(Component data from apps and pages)
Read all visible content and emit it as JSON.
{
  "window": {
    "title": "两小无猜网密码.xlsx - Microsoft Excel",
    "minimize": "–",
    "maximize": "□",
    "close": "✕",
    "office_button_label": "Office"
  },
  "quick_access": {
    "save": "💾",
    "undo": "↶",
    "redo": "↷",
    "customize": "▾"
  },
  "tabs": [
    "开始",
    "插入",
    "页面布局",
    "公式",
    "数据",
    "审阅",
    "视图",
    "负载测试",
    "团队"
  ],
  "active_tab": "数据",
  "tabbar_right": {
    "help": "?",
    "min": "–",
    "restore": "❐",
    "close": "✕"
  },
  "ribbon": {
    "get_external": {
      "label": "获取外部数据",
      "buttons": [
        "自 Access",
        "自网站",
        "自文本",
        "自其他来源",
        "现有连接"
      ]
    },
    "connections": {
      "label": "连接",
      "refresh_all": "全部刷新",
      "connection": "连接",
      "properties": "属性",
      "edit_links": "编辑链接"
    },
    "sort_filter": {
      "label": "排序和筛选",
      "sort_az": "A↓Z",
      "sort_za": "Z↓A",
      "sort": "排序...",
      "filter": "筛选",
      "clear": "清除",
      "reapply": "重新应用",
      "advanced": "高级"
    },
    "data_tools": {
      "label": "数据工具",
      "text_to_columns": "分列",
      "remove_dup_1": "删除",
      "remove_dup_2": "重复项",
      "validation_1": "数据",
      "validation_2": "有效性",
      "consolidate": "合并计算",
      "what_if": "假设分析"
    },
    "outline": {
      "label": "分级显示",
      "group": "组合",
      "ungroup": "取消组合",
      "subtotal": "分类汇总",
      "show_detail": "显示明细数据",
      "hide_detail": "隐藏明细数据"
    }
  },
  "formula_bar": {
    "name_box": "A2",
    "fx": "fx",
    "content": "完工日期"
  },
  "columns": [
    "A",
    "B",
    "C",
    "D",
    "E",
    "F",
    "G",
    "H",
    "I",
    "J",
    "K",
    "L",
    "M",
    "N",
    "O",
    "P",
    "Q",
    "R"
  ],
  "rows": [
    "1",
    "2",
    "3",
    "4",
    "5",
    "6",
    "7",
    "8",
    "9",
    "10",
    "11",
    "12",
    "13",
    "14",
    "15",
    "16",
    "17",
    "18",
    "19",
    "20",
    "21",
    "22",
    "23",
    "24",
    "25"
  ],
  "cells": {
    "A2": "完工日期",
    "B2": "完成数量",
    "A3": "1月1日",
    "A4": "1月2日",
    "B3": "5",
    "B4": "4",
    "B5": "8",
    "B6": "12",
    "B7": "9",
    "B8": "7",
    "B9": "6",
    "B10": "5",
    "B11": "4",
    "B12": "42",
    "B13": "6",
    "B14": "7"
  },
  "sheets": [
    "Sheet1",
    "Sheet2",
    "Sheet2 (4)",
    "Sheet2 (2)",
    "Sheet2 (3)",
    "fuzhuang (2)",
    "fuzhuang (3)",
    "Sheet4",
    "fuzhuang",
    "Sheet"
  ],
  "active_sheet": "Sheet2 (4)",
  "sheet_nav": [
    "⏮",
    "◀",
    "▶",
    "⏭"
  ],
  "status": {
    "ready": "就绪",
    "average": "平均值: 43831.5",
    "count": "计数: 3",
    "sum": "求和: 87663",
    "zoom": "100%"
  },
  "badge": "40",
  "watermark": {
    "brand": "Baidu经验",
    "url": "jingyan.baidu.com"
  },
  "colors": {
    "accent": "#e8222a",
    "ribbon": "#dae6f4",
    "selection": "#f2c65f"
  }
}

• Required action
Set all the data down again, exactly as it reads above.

• Response
Read all visible content and emit it as JSON.
{
  "window": {
    "title": "两小无猜网密码.xlsx - Microsoft Excel",
    "minimize": "–",
    "maximize": "□",
    "close": "✕",
    "office_button_label": "Office"
  },
  "quick_access": {
    "save": "💾",
    "undo": "↶",
    "redo": "↷",
    "customize": "▾"
  },
  "tabs": [
    "开始",
    "插入",
    "页面布局",
    "公式",
    "数据",
    "审阅",
    "视图",
    "负载测试",
    "团队"
  ],
  "active_tab": "数据",
  "tabbar_right": {
    "help": "?",
    "min": "–",
    "restore": "❐",
    "close": "✕"
  },
  "ribbon": {
    "get_external": {
      "label": "获取外部数据",
      "buttons": [
        "自 Access",
        "自网站",
        "自文本",
        "自其他来源",
        "现有连接"
      ]
    },
    "connections": {
      "label": "连接",
      "refresh_all": "全部刷新",
      "connection": "连接",
      "properties": "属性",
      "edit_links": "编辑链接"
    },
    "sort_filter": {
      "label": "排序和筛选",
      "sort_az": "A↓Z",
      "sort_za": "Z↓A",
      "sort": "排序...",
      "filter": "筛选",
      "clear": "清除",
      "reapply": "重新应用",
      "advanced": "高级"
    },
    "data_tools": {
      "label": "数据工具",
      "text_to_columns": "分列",
      "remove_dup_1": "删除",
      "remove_dup_2": "重复项",
      "validation_1": "数据",
      "validation_2": "有效性",
      "consolidate": "合并计算",
      "what_if": "假设分析"
    },
    "outline": {
      "label": "分级显示",
      "group": "组合",
      "ungroup": "取消组合",
      "subtotal": "分类汇总",
      "show_detail": "显示明细数据",
      "hide_detail": "隐藏明细数据"
    }
  },
  "formula_bar": {
    "name_box": "A2",
    "fx": "fx",
    "content": "完工日期"
  },
  "columns": [
    "A",
    "B",
    "C",
    "D",
    "E",
    "F",
    "G",
    "H",
    "I",
    "J",
    "K",
    "L",
    "M",
    "N",
    "O",
    "P",
    "Q",
    "R"
  ],
  "rows": [
    "1",
    "2",
    "3",
    "4",
    "5",
    "6",
    "7",
    "8",
    "9",
    "10",
    "11",
    "12",
    "13",
    "14",
    "15",
    "16",
    "17",
    "18",
    "19",
    "20",
    "21",
    "22",
    "23",
    "24",
    "25"
  ],
  "cells": {
    "A2": "完工日期",
    "B2": "完成数量",
    "A3": "1月1日",
    "A4": "1月2日",
    "B3": "5",
    "B4": "4",
    "B5": "8",
    "B6": "12",
    "B7": "9",
    "B8": "7",
    "B9": "6",
    "B10": "5",
    "B11": "4",
    "B12": "42",
    "B13": "6",
    "B14": "7"
  },
  "sheets": [
    "Sheet1",
    "Sheet2",
    "Sheet2 (4)",
    "Sheet2 (2)",
    "Sheet2 (3)",
    "fuzhuang (2)",
    "fuzhuang (3)",
    "Sheet4",
    "fuzhuang",
    "Sheet"
  ],
  "active_sheet": "Sheet2 (4)",
  "sheet_nav": [
    "⏮",
    "◀",
    "▶",
    "⏭"
  ],
  "status": {
    "ready": "就绪",
    "average": "平均值: 43831.5",
    "count": "计数: 3",
    "sum": "求和: 87663",
    "zoom": "100%"
  },
  "badge": "40",
  "watermark": {
    "brand": "Baidu经验",
    "url": "jingyan.baidu.com"
  },
  "colors": {
    "accent": "#e8222a",
    "ribbon": "#dae6f4",
    "selection": "#f2c65f"
  }
}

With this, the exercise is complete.